> [Data to use]:
╔══

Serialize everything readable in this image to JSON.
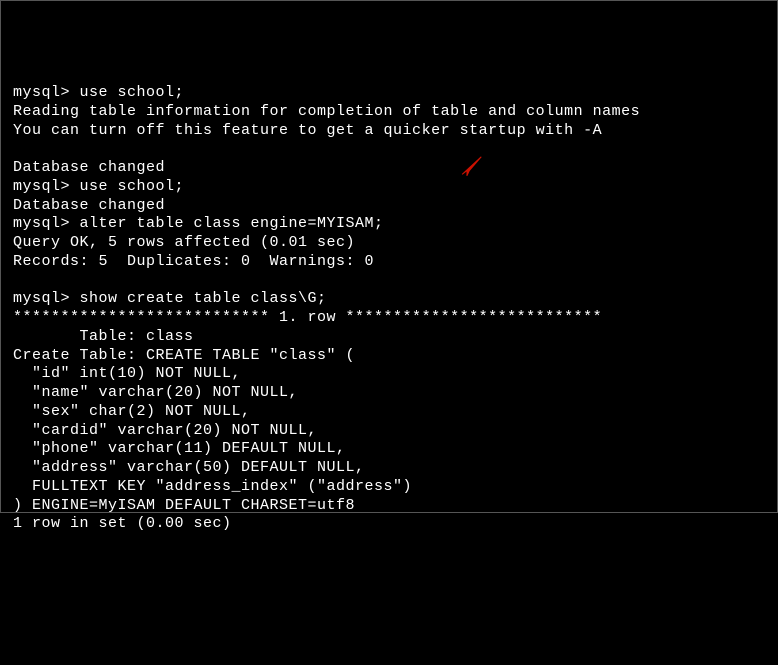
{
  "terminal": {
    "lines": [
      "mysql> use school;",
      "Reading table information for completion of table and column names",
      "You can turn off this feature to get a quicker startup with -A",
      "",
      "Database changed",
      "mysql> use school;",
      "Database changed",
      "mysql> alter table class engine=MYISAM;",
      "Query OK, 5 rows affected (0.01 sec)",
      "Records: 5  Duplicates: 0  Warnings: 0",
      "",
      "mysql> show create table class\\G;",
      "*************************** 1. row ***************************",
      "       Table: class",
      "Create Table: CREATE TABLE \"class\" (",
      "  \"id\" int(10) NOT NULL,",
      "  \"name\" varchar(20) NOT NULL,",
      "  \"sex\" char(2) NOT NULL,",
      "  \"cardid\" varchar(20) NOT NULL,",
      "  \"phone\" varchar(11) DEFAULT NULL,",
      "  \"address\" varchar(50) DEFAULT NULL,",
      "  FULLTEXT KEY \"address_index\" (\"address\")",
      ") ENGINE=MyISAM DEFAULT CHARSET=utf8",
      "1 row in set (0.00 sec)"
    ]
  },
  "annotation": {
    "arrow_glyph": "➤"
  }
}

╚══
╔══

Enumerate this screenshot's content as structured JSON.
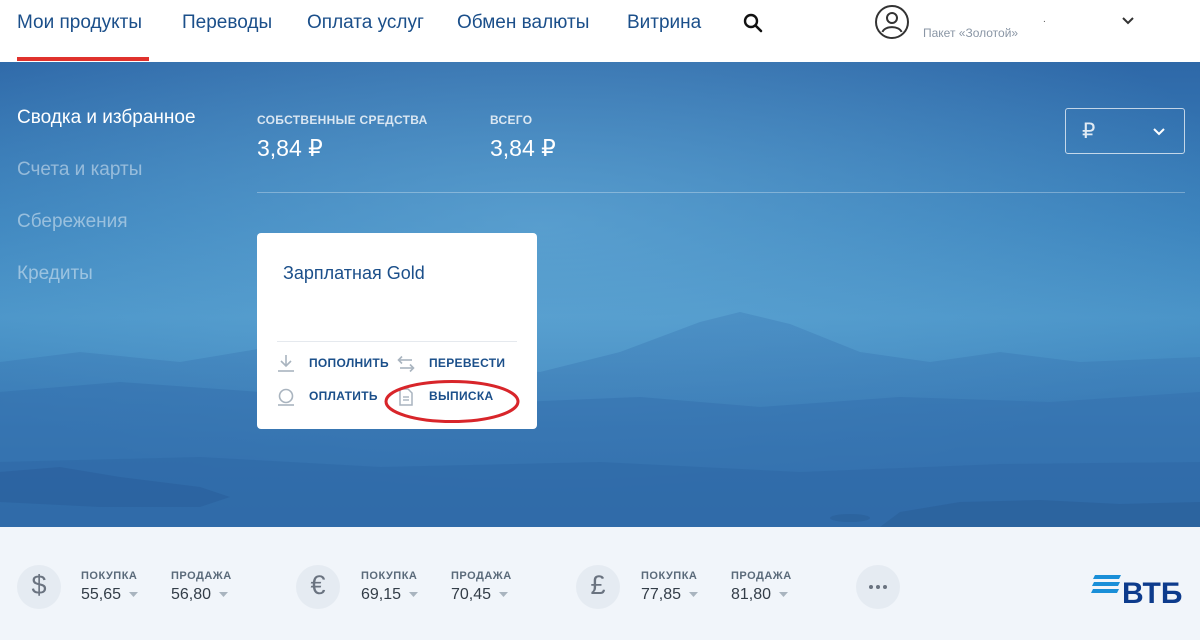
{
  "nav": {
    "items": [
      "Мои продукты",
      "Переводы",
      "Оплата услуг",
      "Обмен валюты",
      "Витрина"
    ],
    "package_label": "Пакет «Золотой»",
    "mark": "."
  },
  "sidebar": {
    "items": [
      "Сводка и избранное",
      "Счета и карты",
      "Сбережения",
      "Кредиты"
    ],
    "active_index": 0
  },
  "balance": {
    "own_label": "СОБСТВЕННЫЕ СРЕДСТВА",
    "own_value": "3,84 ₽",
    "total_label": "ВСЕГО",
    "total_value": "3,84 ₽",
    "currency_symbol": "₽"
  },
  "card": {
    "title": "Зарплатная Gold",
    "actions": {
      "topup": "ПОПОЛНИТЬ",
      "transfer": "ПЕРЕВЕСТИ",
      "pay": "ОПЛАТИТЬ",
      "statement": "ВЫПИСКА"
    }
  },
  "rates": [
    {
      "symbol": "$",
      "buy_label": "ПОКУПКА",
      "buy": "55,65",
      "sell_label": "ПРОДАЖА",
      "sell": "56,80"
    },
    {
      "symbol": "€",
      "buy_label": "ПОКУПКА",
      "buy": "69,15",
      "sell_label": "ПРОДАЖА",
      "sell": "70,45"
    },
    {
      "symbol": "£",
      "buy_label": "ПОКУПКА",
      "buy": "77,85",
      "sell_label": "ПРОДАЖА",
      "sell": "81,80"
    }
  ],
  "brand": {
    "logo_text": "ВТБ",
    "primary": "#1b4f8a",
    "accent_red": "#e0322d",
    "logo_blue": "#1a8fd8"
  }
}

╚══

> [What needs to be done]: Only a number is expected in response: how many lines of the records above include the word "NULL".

> [The answer]: 6